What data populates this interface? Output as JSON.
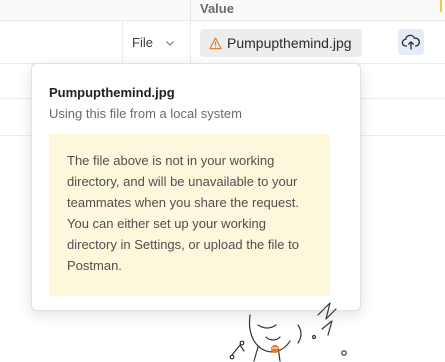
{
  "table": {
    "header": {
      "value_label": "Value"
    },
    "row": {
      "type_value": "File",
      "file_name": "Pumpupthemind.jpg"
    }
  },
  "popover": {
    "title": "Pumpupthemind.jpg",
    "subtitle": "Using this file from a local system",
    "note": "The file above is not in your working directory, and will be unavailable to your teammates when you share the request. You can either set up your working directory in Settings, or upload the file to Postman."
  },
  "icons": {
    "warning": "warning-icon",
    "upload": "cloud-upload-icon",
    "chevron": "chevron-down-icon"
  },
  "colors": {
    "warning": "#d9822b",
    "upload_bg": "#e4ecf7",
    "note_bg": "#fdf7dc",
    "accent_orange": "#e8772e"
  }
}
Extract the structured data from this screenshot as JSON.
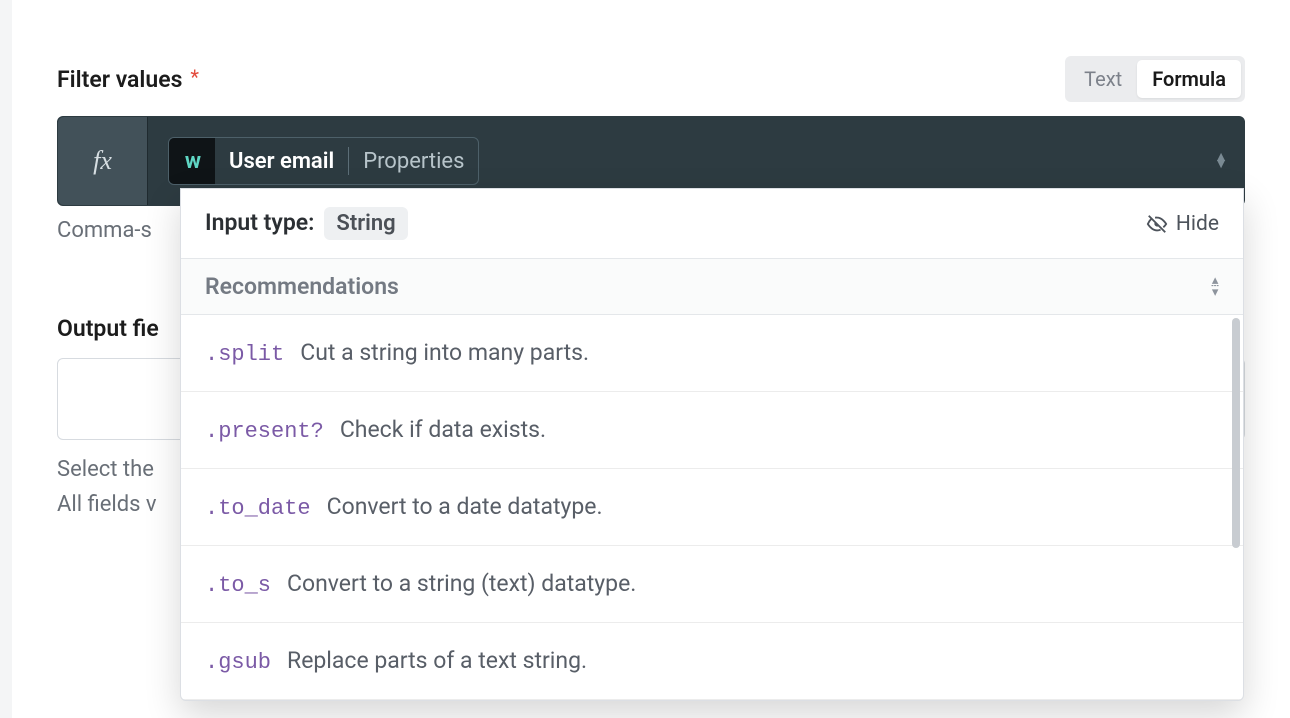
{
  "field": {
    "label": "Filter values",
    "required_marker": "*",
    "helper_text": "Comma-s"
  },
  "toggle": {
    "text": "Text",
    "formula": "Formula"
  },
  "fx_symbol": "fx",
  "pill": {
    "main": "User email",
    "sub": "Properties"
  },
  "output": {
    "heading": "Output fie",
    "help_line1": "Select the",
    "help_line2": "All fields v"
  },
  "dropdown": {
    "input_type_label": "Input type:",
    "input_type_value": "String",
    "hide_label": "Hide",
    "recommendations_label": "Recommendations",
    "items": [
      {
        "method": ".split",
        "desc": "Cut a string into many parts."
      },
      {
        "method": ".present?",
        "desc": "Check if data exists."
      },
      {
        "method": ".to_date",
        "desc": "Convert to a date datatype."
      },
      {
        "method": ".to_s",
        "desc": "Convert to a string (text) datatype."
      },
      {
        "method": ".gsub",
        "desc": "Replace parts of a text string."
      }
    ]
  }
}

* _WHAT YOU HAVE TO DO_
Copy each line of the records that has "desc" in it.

* _EXERCISE SOLUTION_
        "desc": "Cut a string into many parts."
        "desc": "Check if data exists."
        "desc": "Convert to a date datatype."
        "desc": "Convert to a string (text) datatype."
        "desc": "Replace parts of a text string."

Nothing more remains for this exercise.